> **YOUR GOAL**
Below are some records. Count the lines with "title" in them and give nothing but the total.

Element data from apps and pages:
^^^^^^^^

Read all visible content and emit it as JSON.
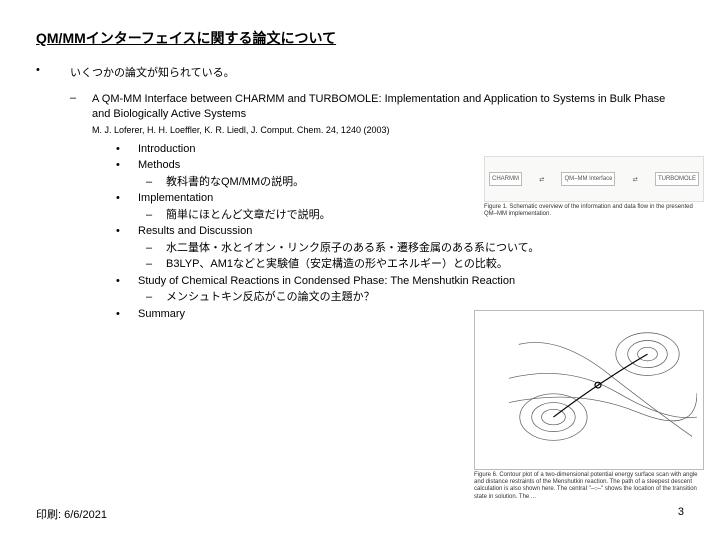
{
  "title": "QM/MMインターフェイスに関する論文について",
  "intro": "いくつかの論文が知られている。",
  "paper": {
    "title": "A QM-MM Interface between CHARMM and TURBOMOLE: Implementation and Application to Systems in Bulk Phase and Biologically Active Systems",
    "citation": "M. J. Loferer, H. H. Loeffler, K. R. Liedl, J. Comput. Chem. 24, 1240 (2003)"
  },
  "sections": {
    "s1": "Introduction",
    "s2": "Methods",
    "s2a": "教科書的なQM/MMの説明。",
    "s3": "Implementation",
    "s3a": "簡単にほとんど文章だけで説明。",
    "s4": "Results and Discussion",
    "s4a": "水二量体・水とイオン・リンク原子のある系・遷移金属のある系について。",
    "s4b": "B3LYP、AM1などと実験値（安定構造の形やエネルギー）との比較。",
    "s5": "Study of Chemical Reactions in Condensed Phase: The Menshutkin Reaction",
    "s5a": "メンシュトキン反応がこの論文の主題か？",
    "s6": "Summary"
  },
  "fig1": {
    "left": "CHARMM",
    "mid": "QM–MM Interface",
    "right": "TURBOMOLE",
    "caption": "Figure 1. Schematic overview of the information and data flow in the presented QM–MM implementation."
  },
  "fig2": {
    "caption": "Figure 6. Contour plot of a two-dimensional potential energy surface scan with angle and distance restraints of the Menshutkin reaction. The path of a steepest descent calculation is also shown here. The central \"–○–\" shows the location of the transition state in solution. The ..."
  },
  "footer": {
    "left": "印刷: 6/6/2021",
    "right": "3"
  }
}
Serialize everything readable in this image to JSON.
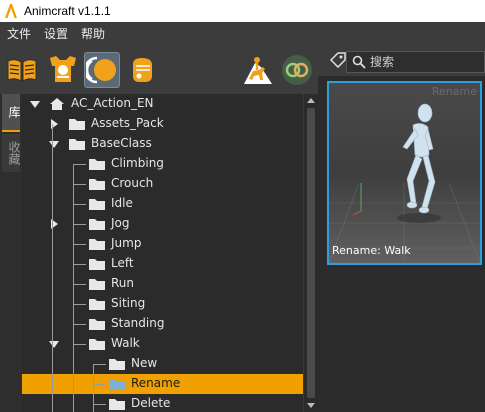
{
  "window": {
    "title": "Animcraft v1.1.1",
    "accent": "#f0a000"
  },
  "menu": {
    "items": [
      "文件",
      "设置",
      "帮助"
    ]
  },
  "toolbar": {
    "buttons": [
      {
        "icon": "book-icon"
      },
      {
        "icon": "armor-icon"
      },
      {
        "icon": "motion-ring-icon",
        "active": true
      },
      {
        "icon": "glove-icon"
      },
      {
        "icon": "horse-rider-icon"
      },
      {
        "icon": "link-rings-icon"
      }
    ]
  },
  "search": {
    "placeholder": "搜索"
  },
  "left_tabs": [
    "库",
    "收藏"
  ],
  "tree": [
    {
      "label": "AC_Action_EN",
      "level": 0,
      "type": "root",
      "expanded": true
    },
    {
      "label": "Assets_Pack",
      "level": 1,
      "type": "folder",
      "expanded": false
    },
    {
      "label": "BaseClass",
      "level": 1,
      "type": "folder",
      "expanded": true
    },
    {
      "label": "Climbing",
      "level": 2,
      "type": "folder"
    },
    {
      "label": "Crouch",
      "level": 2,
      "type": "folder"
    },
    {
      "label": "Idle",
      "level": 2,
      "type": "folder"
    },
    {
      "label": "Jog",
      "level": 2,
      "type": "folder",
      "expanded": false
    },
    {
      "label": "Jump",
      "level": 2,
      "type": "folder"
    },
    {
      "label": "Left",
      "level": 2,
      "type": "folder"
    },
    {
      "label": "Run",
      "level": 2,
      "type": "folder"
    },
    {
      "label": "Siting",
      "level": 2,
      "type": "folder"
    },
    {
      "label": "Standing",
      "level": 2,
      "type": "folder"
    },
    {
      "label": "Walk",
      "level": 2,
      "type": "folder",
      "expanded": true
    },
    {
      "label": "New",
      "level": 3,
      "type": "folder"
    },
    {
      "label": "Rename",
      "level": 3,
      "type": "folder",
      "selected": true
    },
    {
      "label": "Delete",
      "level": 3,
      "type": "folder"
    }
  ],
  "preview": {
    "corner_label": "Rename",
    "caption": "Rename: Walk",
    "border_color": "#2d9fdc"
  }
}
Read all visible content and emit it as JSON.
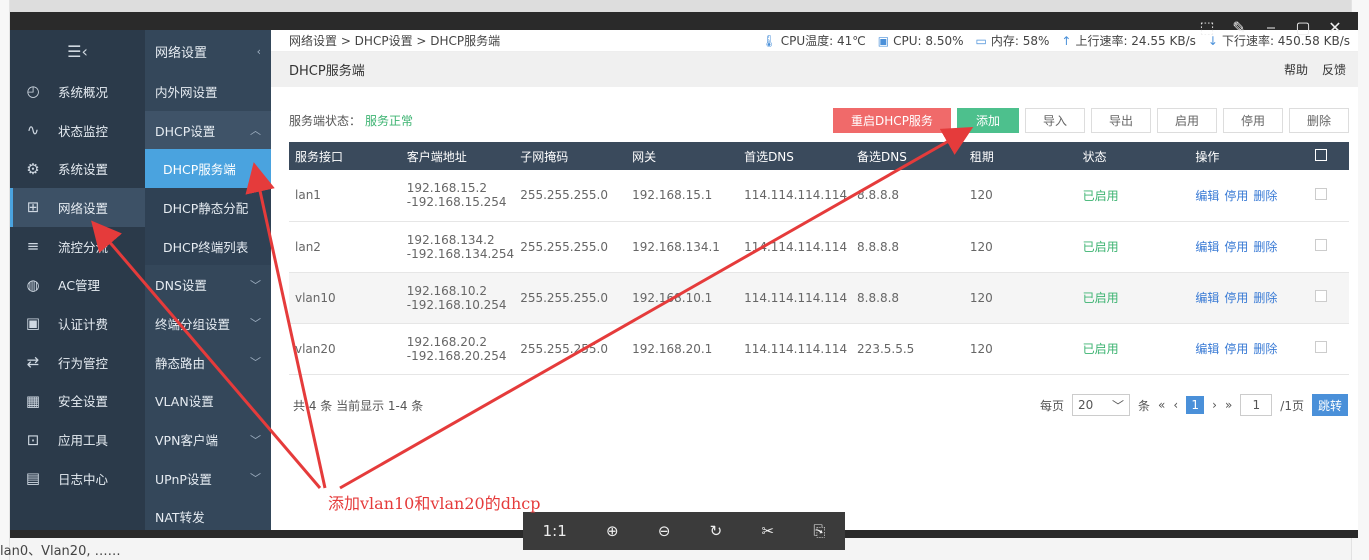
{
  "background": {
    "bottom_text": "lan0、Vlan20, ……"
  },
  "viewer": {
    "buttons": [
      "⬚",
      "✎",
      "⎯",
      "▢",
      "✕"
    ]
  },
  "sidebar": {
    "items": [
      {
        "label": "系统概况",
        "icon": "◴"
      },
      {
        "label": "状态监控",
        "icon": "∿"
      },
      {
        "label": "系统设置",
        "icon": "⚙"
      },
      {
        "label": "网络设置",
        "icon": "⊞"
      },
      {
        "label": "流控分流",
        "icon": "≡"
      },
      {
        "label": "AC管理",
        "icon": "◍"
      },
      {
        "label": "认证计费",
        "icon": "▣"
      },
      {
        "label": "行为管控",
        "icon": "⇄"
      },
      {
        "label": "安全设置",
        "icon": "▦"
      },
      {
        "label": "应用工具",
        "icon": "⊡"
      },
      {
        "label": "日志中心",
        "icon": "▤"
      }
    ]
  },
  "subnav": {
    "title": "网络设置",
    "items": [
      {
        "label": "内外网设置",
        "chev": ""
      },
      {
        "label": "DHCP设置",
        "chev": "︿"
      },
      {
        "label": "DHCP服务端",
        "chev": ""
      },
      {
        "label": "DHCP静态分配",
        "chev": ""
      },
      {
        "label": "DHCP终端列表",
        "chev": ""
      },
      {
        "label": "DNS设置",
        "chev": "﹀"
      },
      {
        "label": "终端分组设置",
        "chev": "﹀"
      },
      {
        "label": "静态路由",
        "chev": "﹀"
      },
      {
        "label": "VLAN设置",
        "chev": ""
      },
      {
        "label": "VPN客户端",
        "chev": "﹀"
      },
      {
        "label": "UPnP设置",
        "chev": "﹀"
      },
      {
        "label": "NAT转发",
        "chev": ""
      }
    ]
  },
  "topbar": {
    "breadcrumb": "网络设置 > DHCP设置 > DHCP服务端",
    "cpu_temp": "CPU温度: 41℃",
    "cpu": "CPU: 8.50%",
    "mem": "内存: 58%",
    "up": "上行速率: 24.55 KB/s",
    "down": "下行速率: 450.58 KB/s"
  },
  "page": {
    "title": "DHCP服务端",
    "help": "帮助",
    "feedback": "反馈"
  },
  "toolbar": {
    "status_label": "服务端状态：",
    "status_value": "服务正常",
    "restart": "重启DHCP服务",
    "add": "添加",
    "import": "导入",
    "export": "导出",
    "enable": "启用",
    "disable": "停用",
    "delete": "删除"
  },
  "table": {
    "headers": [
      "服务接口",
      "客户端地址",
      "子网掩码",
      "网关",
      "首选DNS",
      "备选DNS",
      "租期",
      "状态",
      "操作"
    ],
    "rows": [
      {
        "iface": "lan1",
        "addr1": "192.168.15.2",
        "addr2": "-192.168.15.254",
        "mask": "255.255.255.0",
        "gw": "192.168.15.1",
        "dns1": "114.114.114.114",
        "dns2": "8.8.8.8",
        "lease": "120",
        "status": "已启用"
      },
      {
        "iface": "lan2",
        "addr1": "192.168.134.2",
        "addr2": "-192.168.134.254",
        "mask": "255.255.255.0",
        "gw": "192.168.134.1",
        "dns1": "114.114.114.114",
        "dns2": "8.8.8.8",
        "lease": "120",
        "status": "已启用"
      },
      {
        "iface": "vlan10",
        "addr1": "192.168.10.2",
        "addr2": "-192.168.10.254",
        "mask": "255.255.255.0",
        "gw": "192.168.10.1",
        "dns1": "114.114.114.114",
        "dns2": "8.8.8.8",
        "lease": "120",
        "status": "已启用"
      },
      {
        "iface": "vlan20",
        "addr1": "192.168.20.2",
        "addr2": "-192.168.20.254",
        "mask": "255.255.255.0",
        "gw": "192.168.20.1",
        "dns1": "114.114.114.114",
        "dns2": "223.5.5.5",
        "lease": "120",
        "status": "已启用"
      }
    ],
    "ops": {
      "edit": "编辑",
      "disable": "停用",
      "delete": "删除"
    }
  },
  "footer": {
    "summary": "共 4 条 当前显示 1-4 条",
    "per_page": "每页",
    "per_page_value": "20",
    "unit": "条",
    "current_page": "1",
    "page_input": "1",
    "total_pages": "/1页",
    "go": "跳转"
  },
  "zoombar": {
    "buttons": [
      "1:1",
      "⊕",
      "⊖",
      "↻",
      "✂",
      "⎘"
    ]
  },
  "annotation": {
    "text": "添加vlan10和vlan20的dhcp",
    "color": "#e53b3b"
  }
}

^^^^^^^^

> **SOLVED PROBLEM**
5